Long-term exposure to traffic-related pollution may significantly increase the risk of asthma in early childhood, a study has warned. The findings, published in the Journal of Allergy and Clinical Immunology, showed that living close to a major road was linked to childhood asthma at all ages examined. “Children living less than 100 metres from a major road had nearly three times the odds of current asthma – children who either experience asthma symptoms or use asthma medications daily – by ages seven to 10, compared with children living more than 400 metres away from a major road,” said study co-author Mary Rice from the Beth Israel Deaconess Medical Center (BIDMC) in Boston, US.
For the study, the researchers analysed data from 1,522 Boston-area children born between 1999 and 2002. The researchers used mapping technologies to determine the distance between each child’s home address and the nearest major roadway. They also linked home addresses to census data and satellite-derived atmospheric data to calculate each participant’s daily exposure to fine particulate matter (PM) — tiny particles suspended in the air that when inhaled deposit in the terminal sacs of the lung.

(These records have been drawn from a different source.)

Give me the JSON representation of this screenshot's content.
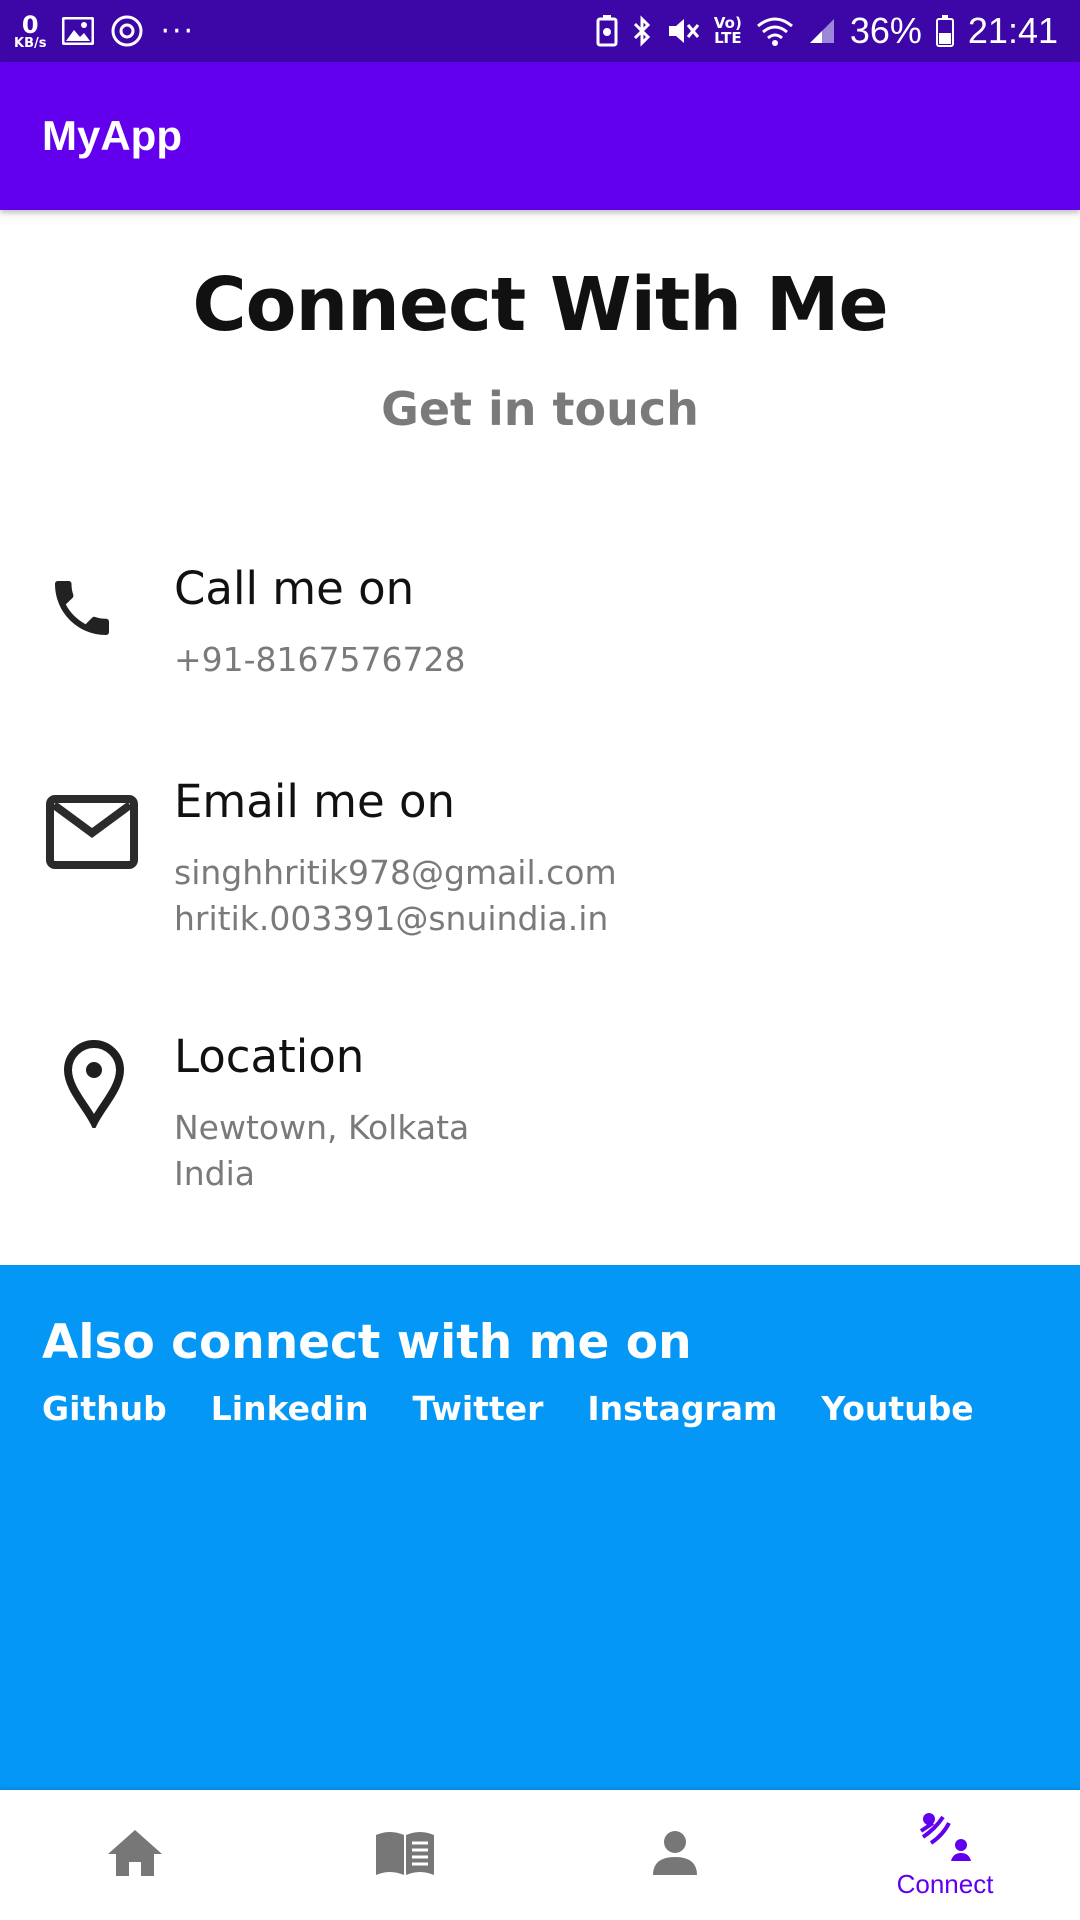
{
  "status_bar": {
    "net_speed_value": "0",
    "net_speed_unit": "KB/s",
    "more_notifications": "···",
    "volte": "Vo)",
    "lte": "LTE",
    "battery": "36%",
    "time": "21:41"
  },
  "app_bar": {
    "title": "MyApp"
  },
  "main": {
    "title": "Connect With Me",
    "subtitle": "Get in touch",
    "contacts": [
      {
        "icon": "phone-icon",
        "heading": "Call me on",
        "lines": [
          "+91-8167576728"
        ]
      },
      {
        "icon": "mail-icon",
        "heading": "Email me on",
        "lines": [
          "singhhritik978@gmail.com",
          "hritik.003391@snuindia.in"
        ]
      },
      {
        "icon": "location-pin-icon",
        "heading": "Location",
        "lines": [
          "Newtown, Kolkata",
          "India"
        ]
      }
    ]
  },
  "social": {
    "heading": "Also connect with me on",
    "links": [
      "Github",
      "Linkedin",
      "Twitter",
      "Instagram",
      "Youtube"
    ]
  },
  "bottom_nav": {
    "items": [
      {
        "icon": "home-icon",
        "label": ""
      },
      {
        "icon": "book-icon",
        "label": ""
      },
      {
        "icon": "person-icon",
        "label": ""
      },
      {
        "icon": "connect-icon",
        "label": "Connect",
        "active": true
      }
    ]
  },
  "colors": {
    "status_bar": "#3d07a8",
    "app_bar": "#6200ee",
    "social_bg": "#0597f6",
    "nav_active": "#6200ee",
    "nav_inactive": "#757575",
    "subtext": "#7a7a7a"
  }
}
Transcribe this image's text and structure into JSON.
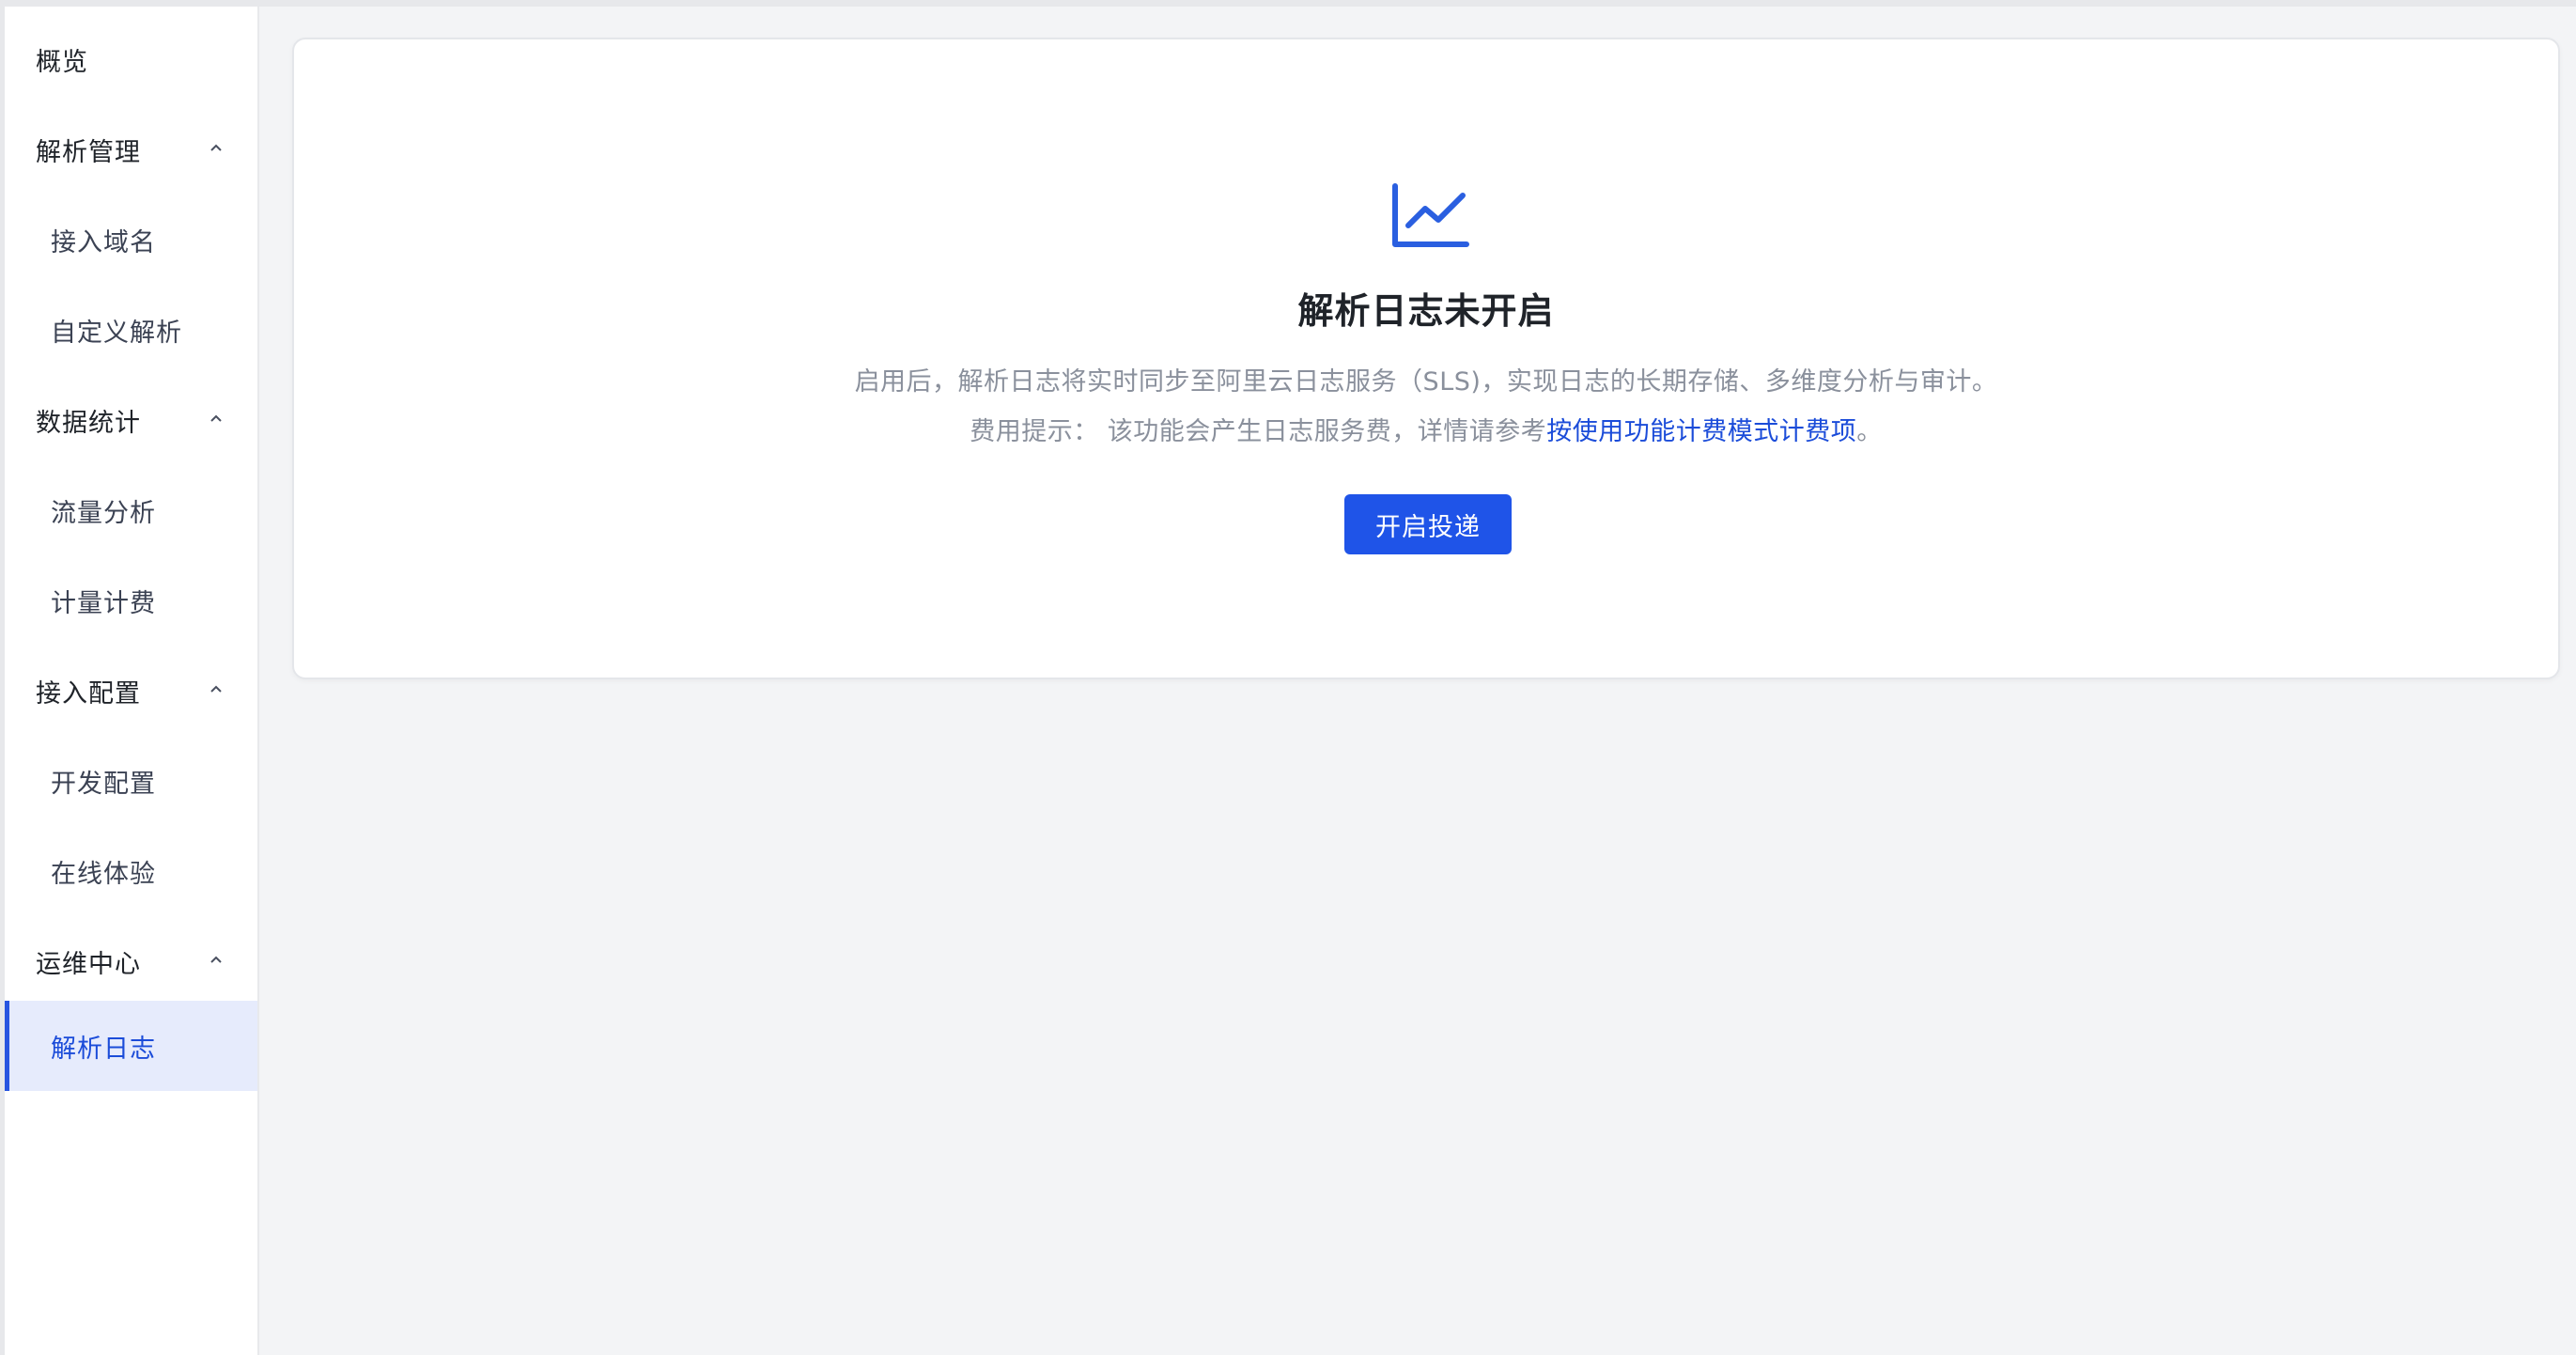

Fine PM originates from fuel combustion, including traffic, power plants, and other pollution sources, the researcher said. The research team also examined children’s daily exposure to soot, a component of fine PM also known as black carbon. The researchers found that traffic-related pollutants appeared to increase asthma risk in childhood. “Lifetime exposure to black carbon and fine PM were also linked to the asthma in early childhood (ages three to five years), but in mid-childhood (ages seven to 10 years), these pollutants were associated with asthma only among girls,” the researcher noted.